Last night, around nine in the evening, a tiny prop plane touched down on the runway in Charlottesville. We’d taken off in Charlotte, swinging east around a big storm. As we cleared the towering thunderheads, a magnificent pink and orange sunset set up over the Blue Ridge mountains. In New York, it was the sight of the massive city rising straight out of the water that would bring me the feeling of homecoming. But, as Brian and I became disenchanted with NYC, that sight stopped bringing the same comfort. “Where is nature in all this?” I’d think as I took in all that concrete and glass from above. Now, whether flying or driving, it’s the sight of the Blue Ridge Mountains, stretching out just west of my small city, that lets me know I’m close to home. [Read more…]
In my mental rundown of the year, I always overlook May. It’s green and lush, the leaves have completely unfurled, the garden is shooting up, and storms pass through each evening, giving way to rainbows just before sunset or providing flickering light shows at bedtime. It’s a month filled with firsts, as we slowly remember how to wear sandals, shorts, and sunscreen. Less pleasantly, we pluck the first ticks from our heads and scratch the first mosquito bites. [Read more…]

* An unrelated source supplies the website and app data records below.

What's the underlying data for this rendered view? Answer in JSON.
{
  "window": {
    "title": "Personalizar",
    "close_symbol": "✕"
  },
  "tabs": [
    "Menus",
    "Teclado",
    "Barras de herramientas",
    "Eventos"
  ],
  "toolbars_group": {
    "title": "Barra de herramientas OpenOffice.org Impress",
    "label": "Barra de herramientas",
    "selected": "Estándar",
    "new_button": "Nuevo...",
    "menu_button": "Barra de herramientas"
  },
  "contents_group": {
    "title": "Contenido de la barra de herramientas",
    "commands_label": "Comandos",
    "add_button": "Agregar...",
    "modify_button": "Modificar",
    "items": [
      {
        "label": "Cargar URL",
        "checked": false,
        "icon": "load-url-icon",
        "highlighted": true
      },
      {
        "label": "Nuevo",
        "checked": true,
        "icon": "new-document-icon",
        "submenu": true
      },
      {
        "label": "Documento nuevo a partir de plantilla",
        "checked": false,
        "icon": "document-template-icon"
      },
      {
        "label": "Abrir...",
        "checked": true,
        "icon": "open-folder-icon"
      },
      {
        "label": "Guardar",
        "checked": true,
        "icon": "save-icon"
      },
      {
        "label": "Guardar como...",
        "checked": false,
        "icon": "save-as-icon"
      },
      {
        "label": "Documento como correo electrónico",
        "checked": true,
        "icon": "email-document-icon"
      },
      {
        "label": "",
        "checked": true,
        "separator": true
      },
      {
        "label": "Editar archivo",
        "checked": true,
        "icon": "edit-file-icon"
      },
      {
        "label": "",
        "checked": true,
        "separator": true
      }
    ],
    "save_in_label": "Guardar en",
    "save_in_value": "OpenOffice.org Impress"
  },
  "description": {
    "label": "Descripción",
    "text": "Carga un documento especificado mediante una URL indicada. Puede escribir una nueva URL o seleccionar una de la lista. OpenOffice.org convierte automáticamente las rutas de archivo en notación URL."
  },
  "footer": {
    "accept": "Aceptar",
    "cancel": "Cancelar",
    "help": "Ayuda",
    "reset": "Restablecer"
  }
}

When you’ve got a baby in the works, you start getting lots of advice. And horror stories. Parenthood begins to seem more like a constant state of terror than the joyous formation of a new little family. It’s frightening.